performed by the Bamberg Symphony Orchestra under Joseph Keilberth, or below by the Carl Phillip Emanuel Bach Orchestra under Hartmut Haenchen
(cover image by Brooke Lark)
Among the juvenilia we are discussing this week, there are some significant firsts, if you use that term a little bit loosely. This is the first of Mozart’s divertimenti, yes, but this piece is also, as James Reel tells us, the first time that Mozart uses clarinets. It may not seem like a terribly exciting thing, but they weren’t standard in any ensemble during this period. What period is this?
The piece dates from 1771, and actually has two versions. There’s one with clarinets, horns, and strings, and another for oboes, English horns and bassoons, as you do. The magnificently named Dwight Blazin tells us that this version is “not self-sufficient and must therefore be an emendation to the full score.” Incidentally, I was exactly today years old when I saw the word ’emendation’ for the first time and learned what it meant. See, it is useful to write about these pieces.
The extremely small work is in four movements and has a playing time of 11-13 minutes, depending on interpretation and stuff. It is in four movements, as follows:

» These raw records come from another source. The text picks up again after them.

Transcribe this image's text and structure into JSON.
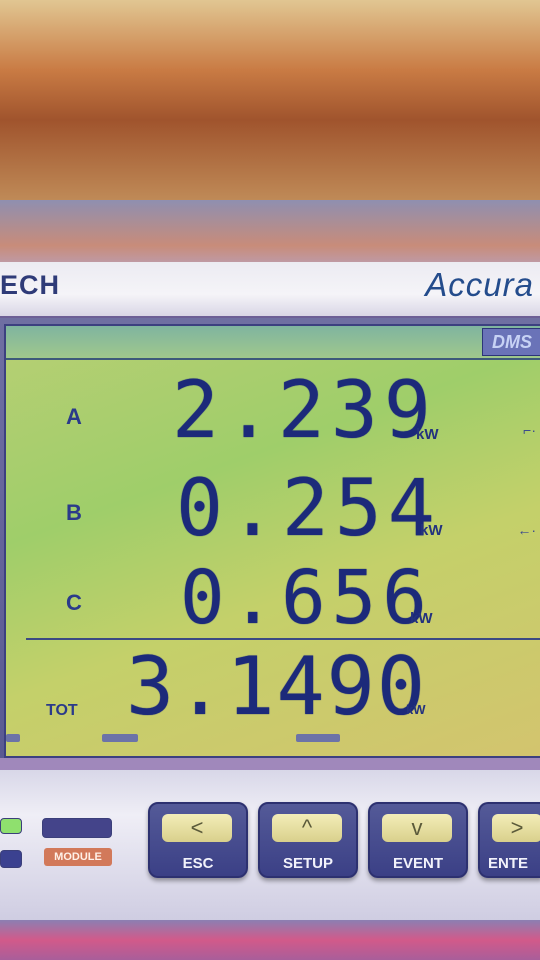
{
  "device": {
    "brand_left": "ECH",
    "brand_right": "Accura",
    "badge": "DMS"
  },
  "readings": [
    {
      "phase": "A",
      "value": "2.239",
      "unit": "kW"
    },
    {
      "phase": "B",
      "value": "0.254",
      "unit": "kW"
    },
    {
      "phase": "C",
      "value": "0.656",
      "unit": "kW"
    }
  ],
  "total": {
    "label": "TOT",
    "value": "3.1490",
    "unit": "kW"
  },
  "buttons": {
    "module_label": "MODULE",
    "esc": {
      "label": "ESC",
      "icon": "chevron-left-icon",
      "glyph": "<"
    },
    "setup": {
      "label": "SETUP",
      "icon": "chevron-up-icon",
      "glyph": "^"
    },
    "event": {
      "label": "EVENT",
      "icon": "chevron-down-icon",
      "glyph": "v"
    },
    "enter": {
      "label": "ENTE",
      "icon": "chevron-right-icon",
      "glyph": ">"
    }
  },
  "colors": {
    "lcd_background": "#a8cf6c",
    "segment_digits": "#1c2a7a",
    "key_body": "#3b4086",
    "module_label": "#d2795a"
  }
}
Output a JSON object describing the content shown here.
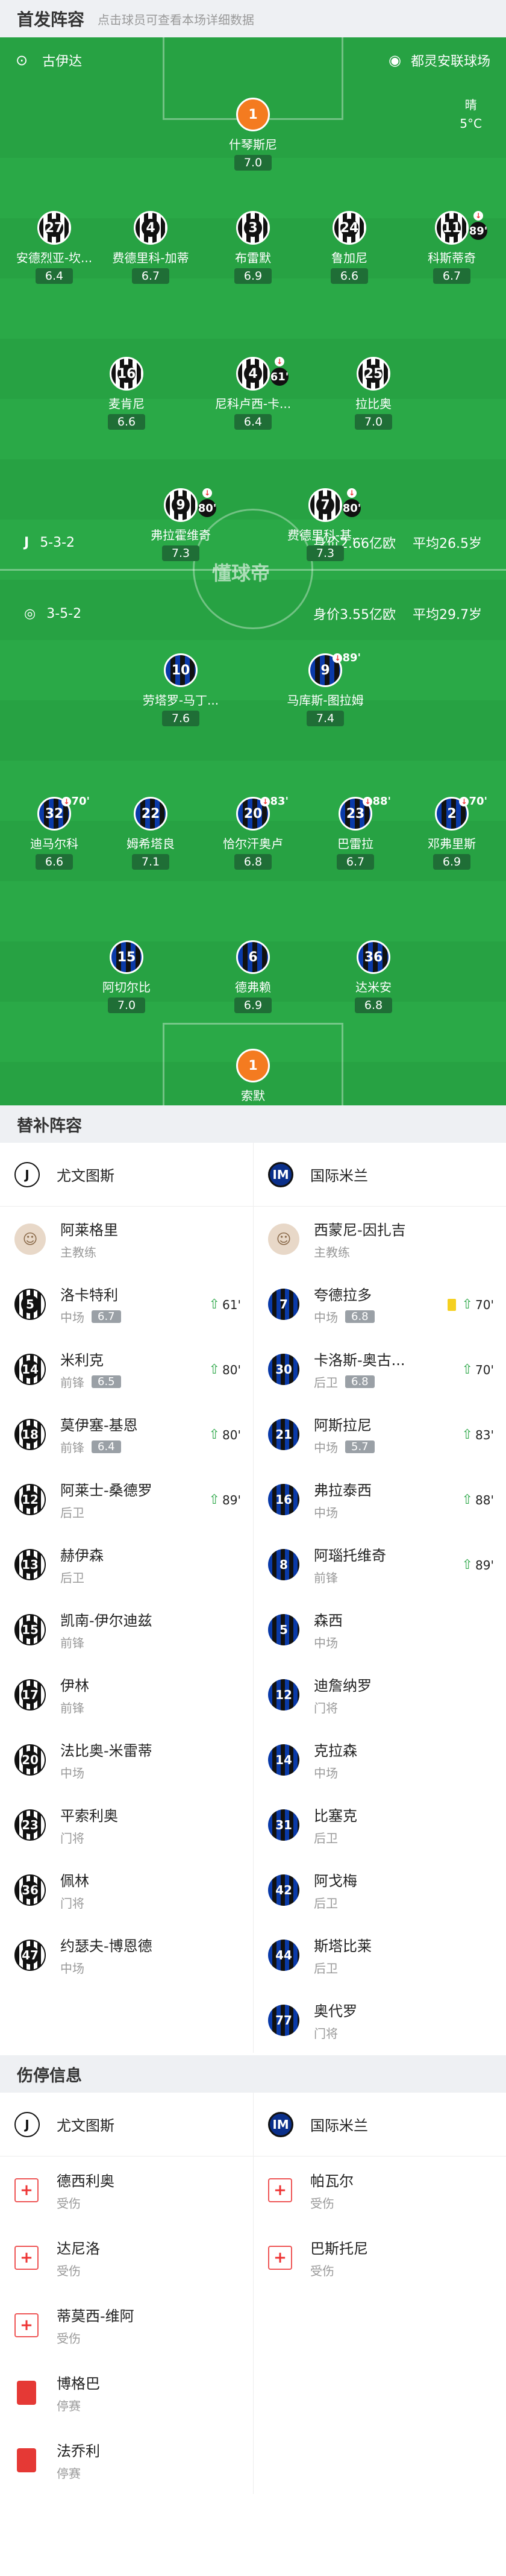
{
  "lineup_header": {
    "title": "首发阵容",
    "hint": "点击球员可查看本场详细数据"
  },
  "pitch": {
    "home_team": "古伊达",
    "stadium": "都灵安联球场",
    "weather": "晴",
    "temp": "5°C",
    "watermark": "懂球帝"
  },
  "juve": {
    "formation": "5-3-2",
    "value": "身价2.66亿欧",
    "age": "平均26.5岁"
  },
  "inter": {
    "formation": "3-5-2",
    "value": "身价3.55亿欧",
    "age": "平均29.7岁"
  },
  "players": [
    {
      "num": "1",
      "name": "什琴斯尼",
      "rating": "7.0",
      "team": "gk"
    },
    {
      "num": "27",
      "name": "安德烈亚-坎...",
      "rating": "6.4",
      "team": "juve"
    },
    {
      "num": "4",
      "name": "费德里科-加蒂",
      "rating": "6.7",
      "team": "juve"
    },
    {
      "num": "3",
      "name": "布雷默",
      "rating": "6.9",
      "team": "juve"
    },
    {
      "num": "24",
      "name": "鲁加尼",
      "rating": "6.6",
      "team": "juve"
    },
    {
      "num": "11",
      "name": "科斯蒂奇",
      "rating": "6.7",
      "team": "juve",
      "sub": "89'"
    },
    {
      "num": "16",
      "name": "麦肯尼",
      "rating": "6.6",
      "team": "juve"
    },
    {
      "num": "4",
      "name": "尼科卢西-卡...",
      "rating": "6.4",
      "team": "juve",
      "sub": "61'"
    },
    {
      "num": "25",
      "name": "拉比奥",
      "rating": "7.0",
      "team": "juve"
    },
    {
      "num": "9",
      "name": "弗拉霍维奇",
      "rating": "7.3",
      "team": "juve",
      "sub": "80'"
    },
    {
      "num": "7",
      "name": "费德里科-基...",
      "rating": "7.3",
      "team": "juve",
      "sub": "80'"
    },
    {
      "num": "10",
      "name": "劳塔罗-马丁...",
      "rating": "7.6",
      "team": "inter"
    },
    {
      "num": "9",
      "name": "马库斯-图拉姆",
      "rating": "7.4",
      "team": "inter",
      "sub": "89'"
    },
    {
      "num": "32",
      "name": "迪马尔科",
      "rating": "6.6",
      "team": "inter",
      "sub": "70'"
    },
    {
      "num": "22",
      "name": "姆希塔良",
      "rating": "7.1",
      "team": "inter"
    },
    {
      "num": "20",
      "name": "恰尔汗奥卢",
      "rating": "6.8",
      "team": "inter",
      "sub": "83'"
    },
    {
      "num": "23",
      "name": "巴雷拉",
      "rating": "6.7",
      "team": "inter",
      "sub": "88'"
    },
    {
      "num": "2",
      "name": "邓弗里斯",
      "rating": "6.9",
      "team": "inter",
      "sub": "70'"
    },
    {
      "num": "15",
      "name": "阿切尔比",
      "rating": "7.0",
      "team": "inter"
    },
    {
      "num": "6",
      "name": "德弗赖",
      "rating": "6.9",
      "team": "inter"
    },
    {
      "num": "36",
      "name": "达米安",
      "rating": "6.8",
      "team": "inter"
    },
    {
      "num": "1",
      "name": "索默",
      "rating": "6.7",
      "team": "gk"
    }
  ],
  "subs_header": {
    "title": "替补阵容"
  },
  "teams": {
    "juve": "尤文图斯",
    "inter": "国际米兰"
  },
  "coaches": {
    "juve_name": "阿莱格里",
    "juve_role": "主教练",
    "inter_name": "西蒙尼-因扎吉",
    "inter_role": "主教练"
  },
  "juve_subs": [
    {
      "num": "5",
      "name": "洛卡特利",
      "pos": "中场",
      "rating": "6.7",
      "in": "61'"
    },
    {
      "num": "14",
      "name": "米利克",
      "pos": "前锋",
      "rating": "6.5",
      "in": "80'"
    },
    {
      "num": "18",
      "name": "莫伊塞-基恩",
      "pos": "前锋",
      "rating": "6.4",
      "in": "80'"
    },
    {
      "num": "12",
      "name": "阿莱士-桑德罗",
      "pos": "后卫",
      "in": "89'"
    },
    {
      "num": "13",
      "name": "赫伊森",
      "pos": "后卫"
    },
    {
      "num": "15",
      "name": "凯南-伊尔迪兹",
      "pos": "前锋"
    },
    {
      "num": "17",
      "name": "伊林",
      "pos": "前锋"
    },
    {
      "num": "20",
      "name": "法比奥-米雷蒂",
      "pos": "中场"
    },
    {
      "num": "23",
      "name": "平索利奥",
      "pos": "门将"
    },
    {
      "num": "36",
      "name": "佩林",
      "pos": "门将"
    },
    {
      "num": "47",
      "name": "约瑟夫-博恩德",
      "pos": "中场"
    }
  ],
  "inter_subs": [
    {
      "num": "7",
      "name": "夸德拉多",
      "pos": "中场",
      "rating": "6.8",
      "in": "70'",
      "card": true
    },
    {
      "num": "30",
      "name": "卡洛斯-奥古...",
      "pos": "后卫",
      "rating": "6.8",
      "in": "70'"
    },
    {
      "num": "21",
      "name": "阿斯拉尼",
      "pos": "中场",
      "rating": "5.7",
      "in": "83'"
    },
    {
      "num": "16",
      "name": "弗拉泰西",
      "pos": "中场",
      "in": "88'"
    },
    {
      "num": "8",
      "name": "阿瑙托维奇",
      "pos": "前锋",
      "in": "89'"
    },
    {
      "num": "5",
      "name": "森西",
      "pos": "中场"
    },
    {
      "num": "12",
      "name": "迪詹纳罗",
      "pos": "门将"
    },
    {
      "num": "14",
      "name": "克拉森",
      "pos": "中场"
    },
    {
      "num": "31",
      "name": "比塞克",
      "pos": "后卫"
    },
    {
      "num": "42",
      "name": "阿戈梅",
      "pos": "后卫"
    },
    {
      "num": "44",
      "name": "斯塔比莱",
      "pos": "后卫"
    },
    {
      "num": "77",
      "name": "奥代罗",
      "pos": "门将"
    }
  ],
  "injury_header": {
    "title": "伤停信息"
  },
  "juve_inj": [
    {
      "name": "德西利奥",
      "status": "受伤",
      "type": "injury"
    },
    {
      "name": "达尼洛",
      "status": "受伤",
      "type": "injury"
    },
    {
      "name": "蒂莫西-维阿",
      "status": "受伤",
      "type": "injury"
    },
    {
      "name": "博格巴",
      "status": "停赛",
      "type": "suspension"
    },
    {
      "name": "法乔利",
      "status": "停赛",
      "type": "suspension"
    }
  ],
  "inter_inj": [
    {
      "name": "帕瓦尔",
      "status": "受伤",
      "type": "injury"
    },
    {
      "name": "巴斯托尼",
      "status": "受伤",
      "type": "injury"
    }
  ]
}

What’s amazing to me is how the young composer (really young), is able to pack all of these standard forms into such a small package. In the Keilberth recording, this first and longest movement lasts not even two and a half minutes, and yet the young Wolfie is able to cram the two subjects of a traditional sonata form and all the fixings (without a coda or anything, I guess) into this movement. Reel says it’s “something of a jumble of solo instruments” and says that it’s “a perky, slightly caffeine-jittery piece in a compact sonata-allegro format.” I feel Keilberth’s take could be a bit brisker, but it’s refreshing and clean and has the spirit of a symphony; the second subject is also very easily recognizable.
Each of the central movements is right at two minutes in length. The andante shows that Mozart is making good use of the luxury of having a clarinet, but overall, this movement is even more bare-bones than the first. Is it a variation on the same theme, or a new theme? Who knows? It’s an obligatory slow movement, and matters of pedantry aside, it’s got its charms, but probably wouldn’t if it went on for much longer.
The third movement, obviously, is the minuet, and it’s quite bold, at least in Keilberth’s reading. It’s got daintier statements, chirps from clarinet backed by horn. The minor-key trio, all 30 seconds of it or whatever, is over just in time to squeeze in the return of the minuet in exactly two minutes. Elaborate? Epic? Inventive? Certainly not. Charming? Sure.
The finale, the shortest movement of the four, is, as it should be, a rondo, albeit a minuscule one. It begins with a three-note chirp answered by excited strings, and the rondo is off. Listen for each section as they blow past us in under two minutes.
This is really like the outline, the basic layout of a fuller, larger symphony, but at this point, it seems he (or Leopold) thought this was enough. I don’t mean at all to denigrate or belittle the work, as the young boy is doing better than I ever will, but this is sort of the musical version of the small, very simple cup that a child makes for their parent. The young composer has the proportions right, has the right idea, but he’ll go on to do much bigger, better things. For now, here’s something pretty we can look back on and see what he might have been thinking at the time.
That’s all for today, folks, but fret not. There is much more Mozart to come all week, so please stay tuned for that and thanks so much for reading.